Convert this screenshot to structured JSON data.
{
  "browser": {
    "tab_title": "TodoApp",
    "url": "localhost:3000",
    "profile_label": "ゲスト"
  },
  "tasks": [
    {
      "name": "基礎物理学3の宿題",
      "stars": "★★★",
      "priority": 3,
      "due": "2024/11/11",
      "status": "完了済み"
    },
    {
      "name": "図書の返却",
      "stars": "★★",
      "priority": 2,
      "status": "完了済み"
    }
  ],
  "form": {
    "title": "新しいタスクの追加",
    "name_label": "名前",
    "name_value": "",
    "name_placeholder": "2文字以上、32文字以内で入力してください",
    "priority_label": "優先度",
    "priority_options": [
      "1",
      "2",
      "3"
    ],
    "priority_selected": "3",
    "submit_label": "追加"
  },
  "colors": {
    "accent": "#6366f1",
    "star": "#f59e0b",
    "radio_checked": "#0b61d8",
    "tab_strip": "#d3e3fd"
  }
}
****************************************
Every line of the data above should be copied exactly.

Answer below
Convert this screenshot to structured JSON data.
{
  "browser": {
    "tab_title": "TodoApp",
    "url": "localhost:3000",
    "profile_label": "ゲスト"
  },
  "tasks": [
    {
      "name": "基礎物理学3の宿題",
      "stars": "★★★",
      "priority": 3,
      "due": "2024/11/11",
      "status": "完了済み"
    },
    {
      "name": "図書の返却",
      "stars": "★★",
      "priority": 2,
      "status": "完了済み"
    }
  ],
  "form": {
    "title": "新しいタスクの追加",
    "name_label": "名前",
    "name_value": "",
    "name_placeholder": "2文字以上、32文字以内で入力してください",
    "priority_label": "優先度",
    "priority_options": [
      "1",
      "2",
      "3"
    ],
    "priority_selected": "3",
    "submit_label": "追加"
  },
  "colors": {
    "accent": "#6366f1",
    "star": "#f59e0b",
    "radio_checked": "#0b61d8",
    "tab_strip": "#d3e3fd"
  }
}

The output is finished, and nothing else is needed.